A smart contract is like a digital version of a contract. They potentially allow users to exchange money, property, shares, or any type of value and information, in a transparent manner since it is recorded on the Ethereum blockchain, and without the need for a third party or intermediary.
Buterin explained at a DC Blockchain Summit that a smart contract turns an asset or currency into a program that “runs this code and at some point it automatically validates a condition and it automatically determines whether the asset should go to one person or back to the other person, or whether it should be immediately refunded to the person who sent it or some combination thereof.”
He added: “In the meantime, the decentralized ledger also stores and replicates the document which gives it a certain security and immutability,”
A smart contract can digitally recreate a sale of goods, the acquisition of a property, an electoral process, a treaty, a declaration between two parties, the rent or loan of a service, an employment contract, etc. Developers can program into smart contracts things like conditions, specifications, parameters, variables and values. You can also schedule in timing, and there is no limit in the number of processes you want to be executed.
Smart contracts have the ability to automatically move funds from one wallet to another, for example. If you tokenized digital goods on the Ethereum blockchain, you could make more efficient the tracking of goods in a supply chain. When a part for the manufacture of a product is about to run out, a smart contract could potentially make an immediate order, in the form of a programming-based call, based on recent demand, and automatically transfer funds to the supplier.
What is a dApp (decentralized application) on Ethereum?
dApps is short for decentralized applications. Unlike an ordinary app, a dApp is decentralized and based on smart contracts. (check out State of the dApps to learn more about what’s out there)
Buterin says a dApp is similar to a smart contract, but with two key differences. “First of all, a decentralized application has an unbounded number of participants on all sides of the market,” he wrote. “Second, a decentralized application need not be necessarily financial. Because of this second requirement, decentralized applications are actually some of the easiest things to write (or at least, were the easiest before generalized digital consensus platforms came along).”
He adds: “For example, BitTorrent qualifies as a decentralized application, as do Popcorn Time, BitMessage, Tor and Maidsafe (note that Maidsafe is also itself a platform for other decentralized applications).”
A dApps backend code is running on a decentralized peer-to-peer network, most often a blockchain.

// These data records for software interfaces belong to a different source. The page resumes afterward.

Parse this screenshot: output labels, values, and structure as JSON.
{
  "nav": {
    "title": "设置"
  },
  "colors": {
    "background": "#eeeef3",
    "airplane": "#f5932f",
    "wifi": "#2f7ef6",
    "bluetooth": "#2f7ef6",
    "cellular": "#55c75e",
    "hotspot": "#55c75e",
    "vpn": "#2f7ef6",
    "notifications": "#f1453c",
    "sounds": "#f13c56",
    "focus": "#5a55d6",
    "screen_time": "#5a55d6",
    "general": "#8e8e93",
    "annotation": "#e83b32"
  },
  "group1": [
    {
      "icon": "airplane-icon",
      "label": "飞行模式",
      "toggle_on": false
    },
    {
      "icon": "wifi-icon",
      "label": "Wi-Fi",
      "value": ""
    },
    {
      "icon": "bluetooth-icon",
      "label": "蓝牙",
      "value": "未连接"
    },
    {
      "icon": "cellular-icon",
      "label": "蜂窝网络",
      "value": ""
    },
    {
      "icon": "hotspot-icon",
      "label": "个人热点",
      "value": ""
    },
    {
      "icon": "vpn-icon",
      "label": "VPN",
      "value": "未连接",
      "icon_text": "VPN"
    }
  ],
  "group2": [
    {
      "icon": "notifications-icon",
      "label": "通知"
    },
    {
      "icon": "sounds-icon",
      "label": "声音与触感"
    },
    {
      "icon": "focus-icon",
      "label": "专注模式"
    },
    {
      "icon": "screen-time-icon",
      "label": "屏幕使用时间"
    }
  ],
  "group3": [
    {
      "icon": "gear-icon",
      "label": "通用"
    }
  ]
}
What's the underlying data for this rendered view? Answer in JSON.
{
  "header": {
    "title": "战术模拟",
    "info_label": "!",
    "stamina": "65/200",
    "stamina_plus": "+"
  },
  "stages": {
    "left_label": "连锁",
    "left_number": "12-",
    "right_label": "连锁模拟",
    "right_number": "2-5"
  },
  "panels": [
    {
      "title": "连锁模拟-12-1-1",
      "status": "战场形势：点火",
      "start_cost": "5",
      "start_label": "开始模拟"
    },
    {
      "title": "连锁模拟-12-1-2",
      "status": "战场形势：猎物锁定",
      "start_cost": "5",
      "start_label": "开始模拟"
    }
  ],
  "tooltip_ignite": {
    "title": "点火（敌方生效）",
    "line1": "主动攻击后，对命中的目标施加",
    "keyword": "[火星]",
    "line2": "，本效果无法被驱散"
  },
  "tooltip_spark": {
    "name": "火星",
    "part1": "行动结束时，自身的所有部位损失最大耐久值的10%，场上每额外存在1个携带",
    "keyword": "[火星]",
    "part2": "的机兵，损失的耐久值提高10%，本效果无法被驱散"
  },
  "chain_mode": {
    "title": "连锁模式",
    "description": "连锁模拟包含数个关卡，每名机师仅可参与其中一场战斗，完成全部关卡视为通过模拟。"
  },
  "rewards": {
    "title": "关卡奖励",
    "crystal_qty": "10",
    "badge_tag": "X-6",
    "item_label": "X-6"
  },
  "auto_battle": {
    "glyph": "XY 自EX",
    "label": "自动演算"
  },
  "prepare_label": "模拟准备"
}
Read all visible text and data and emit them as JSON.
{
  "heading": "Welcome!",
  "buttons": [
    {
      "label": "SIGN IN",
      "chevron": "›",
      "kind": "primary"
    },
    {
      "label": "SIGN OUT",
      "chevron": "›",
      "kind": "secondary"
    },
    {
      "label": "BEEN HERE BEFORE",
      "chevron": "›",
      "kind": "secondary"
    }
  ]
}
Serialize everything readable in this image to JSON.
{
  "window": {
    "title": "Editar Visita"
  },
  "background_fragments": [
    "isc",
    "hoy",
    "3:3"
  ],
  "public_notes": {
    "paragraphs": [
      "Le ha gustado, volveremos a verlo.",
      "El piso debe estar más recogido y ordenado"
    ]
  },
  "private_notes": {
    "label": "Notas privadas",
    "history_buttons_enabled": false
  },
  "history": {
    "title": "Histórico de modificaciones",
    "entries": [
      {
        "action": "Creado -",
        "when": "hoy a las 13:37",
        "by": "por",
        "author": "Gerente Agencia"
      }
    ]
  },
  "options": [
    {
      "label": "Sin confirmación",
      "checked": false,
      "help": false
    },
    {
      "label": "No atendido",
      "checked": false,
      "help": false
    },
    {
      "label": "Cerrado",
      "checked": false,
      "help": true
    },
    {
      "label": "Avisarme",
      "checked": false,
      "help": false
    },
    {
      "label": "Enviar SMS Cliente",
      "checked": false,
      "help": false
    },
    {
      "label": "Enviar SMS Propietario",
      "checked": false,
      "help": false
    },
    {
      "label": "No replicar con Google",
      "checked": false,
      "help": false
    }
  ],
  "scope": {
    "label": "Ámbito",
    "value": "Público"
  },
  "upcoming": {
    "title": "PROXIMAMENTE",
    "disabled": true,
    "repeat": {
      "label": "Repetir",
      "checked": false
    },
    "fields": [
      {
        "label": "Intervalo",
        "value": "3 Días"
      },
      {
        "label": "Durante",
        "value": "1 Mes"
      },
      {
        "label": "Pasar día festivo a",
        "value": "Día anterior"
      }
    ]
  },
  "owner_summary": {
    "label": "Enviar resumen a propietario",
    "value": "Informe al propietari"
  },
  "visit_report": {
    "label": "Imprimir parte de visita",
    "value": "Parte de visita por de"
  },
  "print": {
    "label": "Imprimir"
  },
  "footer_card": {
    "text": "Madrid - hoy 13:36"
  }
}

That means the dApps code is not running on centralized servers. A dApp might have its frontend code and user interfaces written in any language that can make calls to its backend, and the frontend can be hosted on decentralized storage like Swarm or IPFS.
ERC-20 tokens exist on the Ethereum platform. They are standardized and can be stored in a crypto wallet. The name refers to the “Ethereum Request for Comments” which represents proposals to upgrade the software, similar to BIPs (Bitcoin Improvement Proposal) in Bitcoin. To use these, first add to your browser the Metamask extension, available for Chrome, Firefox, Opera or Brave.
Anyone with a little coding experience can spin up an ERC-20 token, its parameters, and any smart contract logic. Standards encourage interoperability, such as two tokens being exchanged for one another. Examples of ERC-20 tokens include MANA, BAT, Golem, TUSD.
What is Ethereum, Again?
Ethereum has a native currency, ether, and comes equipped with its own code, Solidity, which is a high level programming solution like Solidity, which makes possible smart contracting, its applications and some examples. Smart contracts make a new sort of app possible, a dApp; that is, a decentralized application.